There’s a fair amount of creativity that comes from bouncing ideas with people and that’s really hard to get when you’re in your own home working day-in and day-out.

(Alessio Fattorini) #12

Do you work 60 hours per week? How? :wink:

(Sarah Hawk) #13

I have found a work-around. I go to my boyfriend’s work on Friday’s and join their pub lunch!

(Piper_Wilson) #14

I absolutely LOVE working from home. I think that @courtney_howell and brings up a valid point. I had a hard time shutting off, too. I even worked 16 plus hour days, not because I needed to but because I could.

For me, the social aspect could be good, but I have a hard time focusing when there are people around.
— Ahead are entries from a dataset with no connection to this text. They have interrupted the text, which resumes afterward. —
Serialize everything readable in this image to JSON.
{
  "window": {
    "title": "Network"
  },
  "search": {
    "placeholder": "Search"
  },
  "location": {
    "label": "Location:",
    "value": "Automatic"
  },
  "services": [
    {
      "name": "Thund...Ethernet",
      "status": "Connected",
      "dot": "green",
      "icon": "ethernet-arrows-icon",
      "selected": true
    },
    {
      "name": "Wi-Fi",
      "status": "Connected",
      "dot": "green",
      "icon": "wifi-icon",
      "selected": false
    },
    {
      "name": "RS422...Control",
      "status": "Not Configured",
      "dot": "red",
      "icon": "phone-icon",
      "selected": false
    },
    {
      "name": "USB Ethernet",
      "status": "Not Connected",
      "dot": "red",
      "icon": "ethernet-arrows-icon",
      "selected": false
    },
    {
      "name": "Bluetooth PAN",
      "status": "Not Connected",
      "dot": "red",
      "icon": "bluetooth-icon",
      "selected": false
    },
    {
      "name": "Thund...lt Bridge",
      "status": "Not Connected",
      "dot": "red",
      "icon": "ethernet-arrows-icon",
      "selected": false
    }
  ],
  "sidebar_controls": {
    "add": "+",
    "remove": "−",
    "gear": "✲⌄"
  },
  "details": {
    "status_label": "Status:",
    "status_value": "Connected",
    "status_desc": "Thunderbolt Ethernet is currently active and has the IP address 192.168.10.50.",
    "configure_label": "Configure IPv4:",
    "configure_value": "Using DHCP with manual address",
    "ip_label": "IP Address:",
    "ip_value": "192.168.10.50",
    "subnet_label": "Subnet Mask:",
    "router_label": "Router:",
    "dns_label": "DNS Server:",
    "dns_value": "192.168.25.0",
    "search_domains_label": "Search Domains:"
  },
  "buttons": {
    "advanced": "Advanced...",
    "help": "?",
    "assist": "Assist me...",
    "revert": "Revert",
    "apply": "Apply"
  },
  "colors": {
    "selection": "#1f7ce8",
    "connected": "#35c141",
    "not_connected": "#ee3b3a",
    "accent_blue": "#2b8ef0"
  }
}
Noise cancelling music and headphones only go so far.

(Sarah Hawk) #15

Me too. Unfortunately working alone for so long means that I have a hard time concentrating with ANY noise now (depending on what I’m doing).

(JoeBuhlig) #16

Don’t we all?! :astonished: I thought that was normal.

To be honest, it’s likely more around the 70 range. I get up at 5am and put in a few hours before my family gets up for the day.

(Jessica Malnik) #17

I don’t have even a fraction of as much experience as @HAWK has. I work remotely and have been doing it for over a year.

I shared a few tips about what I’ve learned so far in this post. (Mods- hope it is okay that I share a link in here)

(Bas van Leeuwen) #18

This is most likely a USA vs. Europe thing :slight_smile:

Even more pronounced in the Netherlands (where I hail from), read this testimony of a completely stunned Canadian expat into my home city :smiley:

(JoeBuhlig) #19

Makes a lot of sense. I used to work in a corporate office but most of my coworkers were international. It forced me to learn how to work across cultural lines. It didn’t take long to realize that I work a lot more than most and that average Americans are workaholics in comparison to pretty much any other culture.

(Kristen Gastaldo) #20

I’ve been remote for a little over 2 years now. It currently really works for me, as most of my team is remote (most of the time). I don’t feel so left out or feel like I’m at a disadvantage by being the only one not in the office. We use Skype, a bit of Slack, and Zoom for meetings.

That being said, I do think being remote lengthens the learning curve. I was learning a new company and a new audience and even after a year of working here, I still feel like I have A LOT to learn. I’m not sure if that would be the case, if I were in an office with the larger company/teams.

I have found that I need daily goals to feel like I’m getting things done in remote life. It’s easy to go through the check list of stuff to do every day - check your email, delete spammy accounts, retitle posts, move topics to the right location, add tags - general moderation type stuff. But then not feel like you’re getting the big picture stuff done, because you’re just maintaining. Maybe that’s not remote life, but community management in general! In any case, I like to set time in my calendar aside, to make sure I’m working on specific tasks/goals.

It is best to have a separate place to work and try to clock out when it’s time to clock out. I have a 2 year old, so he makes sure I don’t work when I’m off (IE when our nanny leaves)! On a personal note, I’m not sure how people with kids who go into an office make it work. Remote life takes away a good bit of stress from the “getting everyone out of the door by 7” and “what can we do for dinner it’s 6 pm” scenarios.